[Date Prev][Date Next][Thread Prev][Thread Next][Date Index][Thread Index]

Re: Core memory

At 11:18 AM 3/12/96, Steve VanDevender wrote:
>Timothy van der Linden writes:
> > > > Why doesn't the magnetic field in the ferrite core degrade? (I
>assume the
> > > > ferrite has some resistance.)
> > >
> > >Have you ever known other magnets to degrade?  Once magnetized, a
> > >material won't demagnetize unless exposed to heat above its Curie point
> > >or another sufficiently strong magnetic field.
> >
> > Oh, now I understand, you create a permanent magnetic field just like
> > magnetic discs and tapes. (I though you created a current in the core) So in
> > fact the cores don't need to be closed completely.
> >
> > Tim
>The core is in essence just a lump of magnetizable material; they were
>generally made toroidal because it was easiest to string them that way.
>There were some designs for magnetic memory that didn't use cores, but
>(if I recall correctly) used spots of magnetic material sandwiched
>between two layers of parallel conductors.  And even more exotic memory
>hardware has existed -- ever heard of mecury delay lines?  Williams

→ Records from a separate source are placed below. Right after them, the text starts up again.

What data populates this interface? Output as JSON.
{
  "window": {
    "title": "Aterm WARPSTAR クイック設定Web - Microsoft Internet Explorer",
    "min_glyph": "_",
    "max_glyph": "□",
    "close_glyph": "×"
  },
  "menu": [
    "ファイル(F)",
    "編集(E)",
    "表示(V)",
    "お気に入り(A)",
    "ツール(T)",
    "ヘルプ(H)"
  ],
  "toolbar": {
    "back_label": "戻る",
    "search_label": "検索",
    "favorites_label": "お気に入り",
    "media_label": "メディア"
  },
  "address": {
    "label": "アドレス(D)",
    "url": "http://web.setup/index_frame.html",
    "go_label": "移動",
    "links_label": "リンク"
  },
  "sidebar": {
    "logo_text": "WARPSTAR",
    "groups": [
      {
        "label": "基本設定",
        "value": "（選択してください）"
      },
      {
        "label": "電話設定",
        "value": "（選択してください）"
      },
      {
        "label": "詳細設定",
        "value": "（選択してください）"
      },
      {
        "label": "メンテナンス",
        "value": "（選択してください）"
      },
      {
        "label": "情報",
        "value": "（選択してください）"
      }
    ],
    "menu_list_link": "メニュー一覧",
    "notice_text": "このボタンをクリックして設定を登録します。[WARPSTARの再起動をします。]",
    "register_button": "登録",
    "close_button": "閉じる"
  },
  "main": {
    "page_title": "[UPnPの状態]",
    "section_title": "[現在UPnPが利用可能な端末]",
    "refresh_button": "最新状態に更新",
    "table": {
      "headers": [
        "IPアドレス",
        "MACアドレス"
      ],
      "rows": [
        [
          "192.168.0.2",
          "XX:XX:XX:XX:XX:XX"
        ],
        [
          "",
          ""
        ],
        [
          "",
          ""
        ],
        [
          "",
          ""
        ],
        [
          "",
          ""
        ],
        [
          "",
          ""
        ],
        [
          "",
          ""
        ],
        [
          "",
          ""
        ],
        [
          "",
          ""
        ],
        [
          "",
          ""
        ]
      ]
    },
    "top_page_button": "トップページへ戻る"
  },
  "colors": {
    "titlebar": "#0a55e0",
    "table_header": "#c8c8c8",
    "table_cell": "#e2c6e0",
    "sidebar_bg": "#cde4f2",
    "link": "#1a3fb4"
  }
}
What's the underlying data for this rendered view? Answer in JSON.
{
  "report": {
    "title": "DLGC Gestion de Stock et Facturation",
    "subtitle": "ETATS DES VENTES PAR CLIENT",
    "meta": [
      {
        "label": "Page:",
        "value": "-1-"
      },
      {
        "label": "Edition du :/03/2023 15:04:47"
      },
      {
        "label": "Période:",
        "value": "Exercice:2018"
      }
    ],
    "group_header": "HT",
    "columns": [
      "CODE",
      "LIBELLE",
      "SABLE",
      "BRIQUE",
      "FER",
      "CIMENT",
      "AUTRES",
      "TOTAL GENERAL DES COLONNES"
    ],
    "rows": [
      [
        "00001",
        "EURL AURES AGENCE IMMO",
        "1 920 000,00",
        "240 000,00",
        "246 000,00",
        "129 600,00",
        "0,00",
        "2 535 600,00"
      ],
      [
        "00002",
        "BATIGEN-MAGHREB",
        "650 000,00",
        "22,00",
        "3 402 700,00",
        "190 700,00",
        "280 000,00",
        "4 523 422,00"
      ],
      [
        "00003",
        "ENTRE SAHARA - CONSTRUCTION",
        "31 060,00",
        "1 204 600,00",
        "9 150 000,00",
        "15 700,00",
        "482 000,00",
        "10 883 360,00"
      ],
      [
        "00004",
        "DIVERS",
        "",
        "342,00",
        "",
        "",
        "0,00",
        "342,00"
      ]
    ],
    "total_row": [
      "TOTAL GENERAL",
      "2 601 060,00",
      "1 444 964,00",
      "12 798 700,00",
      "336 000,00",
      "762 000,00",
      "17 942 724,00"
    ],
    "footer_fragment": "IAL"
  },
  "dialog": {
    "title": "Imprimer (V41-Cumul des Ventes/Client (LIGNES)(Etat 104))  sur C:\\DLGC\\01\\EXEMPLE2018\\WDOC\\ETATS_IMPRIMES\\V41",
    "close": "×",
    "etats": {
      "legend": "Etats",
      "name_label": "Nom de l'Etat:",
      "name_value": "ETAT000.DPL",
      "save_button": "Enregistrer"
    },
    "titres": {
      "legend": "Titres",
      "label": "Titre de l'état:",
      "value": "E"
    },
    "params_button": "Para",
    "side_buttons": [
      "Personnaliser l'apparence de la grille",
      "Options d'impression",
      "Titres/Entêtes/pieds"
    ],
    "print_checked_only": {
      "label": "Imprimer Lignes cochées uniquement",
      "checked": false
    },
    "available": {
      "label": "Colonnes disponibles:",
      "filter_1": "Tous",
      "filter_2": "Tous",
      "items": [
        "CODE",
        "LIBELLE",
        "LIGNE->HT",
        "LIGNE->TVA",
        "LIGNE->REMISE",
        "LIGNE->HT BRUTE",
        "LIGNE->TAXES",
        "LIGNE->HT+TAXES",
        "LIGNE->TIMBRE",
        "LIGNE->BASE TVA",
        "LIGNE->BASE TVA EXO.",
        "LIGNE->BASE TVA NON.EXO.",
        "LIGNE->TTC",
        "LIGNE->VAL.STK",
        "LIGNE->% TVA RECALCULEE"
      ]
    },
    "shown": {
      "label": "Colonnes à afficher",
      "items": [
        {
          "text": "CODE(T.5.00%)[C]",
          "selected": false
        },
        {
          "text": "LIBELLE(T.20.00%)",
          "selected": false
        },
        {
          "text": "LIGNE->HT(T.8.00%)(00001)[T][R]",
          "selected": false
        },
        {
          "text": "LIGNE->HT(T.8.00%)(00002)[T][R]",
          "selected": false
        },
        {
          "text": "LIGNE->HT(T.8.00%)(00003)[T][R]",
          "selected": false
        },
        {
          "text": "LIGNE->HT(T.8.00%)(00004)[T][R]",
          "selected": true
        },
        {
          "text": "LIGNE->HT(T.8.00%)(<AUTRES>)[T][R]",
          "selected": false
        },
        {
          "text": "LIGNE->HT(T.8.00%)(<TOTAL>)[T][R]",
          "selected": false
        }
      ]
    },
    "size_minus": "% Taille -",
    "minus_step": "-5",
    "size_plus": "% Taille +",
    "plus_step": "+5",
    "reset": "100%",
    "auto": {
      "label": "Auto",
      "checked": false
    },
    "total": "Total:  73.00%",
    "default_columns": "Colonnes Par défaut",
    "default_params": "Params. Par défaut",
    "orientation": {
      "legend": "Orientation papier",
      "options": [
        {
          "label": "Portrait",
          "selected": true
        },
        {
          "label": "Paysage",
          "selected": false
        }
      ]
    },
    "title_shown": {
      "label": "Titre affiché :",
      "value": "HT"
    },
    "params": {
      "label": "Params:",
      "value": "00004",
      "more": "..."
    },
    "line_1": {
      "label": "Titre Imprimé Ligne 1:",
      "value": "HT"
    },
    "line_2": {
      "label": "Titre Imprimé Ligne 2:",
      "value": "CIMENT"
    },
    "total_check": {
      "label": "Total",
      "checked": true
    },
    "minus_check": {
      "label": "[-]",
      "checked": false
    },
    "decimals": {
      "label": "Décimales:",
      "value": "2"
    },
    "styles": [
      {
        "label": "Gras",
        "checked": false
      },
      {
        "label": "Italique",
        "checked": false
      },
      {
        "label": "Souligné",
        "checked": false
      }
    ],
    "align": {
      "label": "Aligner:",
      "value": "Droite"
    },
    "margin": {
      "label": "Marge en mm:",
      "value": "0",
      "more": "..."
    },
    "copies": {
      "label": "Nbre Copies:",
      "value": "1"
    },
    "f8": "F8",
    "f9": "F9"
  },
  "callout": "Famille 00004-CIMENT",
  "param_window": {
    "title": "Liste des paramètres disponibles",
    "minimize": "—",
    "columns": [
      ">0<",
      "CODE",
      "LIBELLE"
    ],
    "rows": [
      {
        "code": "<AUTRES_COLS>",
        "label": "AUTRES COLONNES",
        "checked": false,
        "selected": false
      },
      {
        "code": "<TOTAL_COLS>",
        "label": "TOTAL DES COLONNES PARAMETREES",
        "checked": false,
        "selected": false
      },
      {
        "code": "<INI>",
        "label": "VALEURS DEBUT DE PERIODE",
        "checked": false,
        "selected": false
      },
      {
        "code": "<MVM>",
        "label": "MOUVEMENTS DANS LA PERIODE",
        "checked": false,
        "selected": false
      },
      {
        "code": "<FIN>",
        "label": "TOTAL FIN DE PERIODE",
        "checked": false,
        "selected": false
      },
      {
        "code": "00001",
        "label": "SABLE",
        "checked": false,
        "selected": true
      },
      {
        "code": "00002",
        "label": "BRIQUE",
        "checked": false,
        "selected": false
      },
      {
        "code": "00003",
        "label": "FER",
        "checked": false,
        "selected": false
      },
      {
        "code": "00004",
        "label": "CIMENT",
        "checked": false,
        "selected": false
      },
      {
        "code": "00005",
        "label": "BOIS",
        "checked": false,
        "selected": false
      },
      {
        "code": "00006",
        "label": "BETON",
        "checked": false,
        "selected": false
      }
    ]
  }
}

Magnetic bubbles?


Kelly Starks                       Internet: kgstar@most.fw.hac.com
Sr. Systems Engineer
Magnavox Electronic Systems Company
(Magnavox URL: http://www.fw.hac.com/external.html)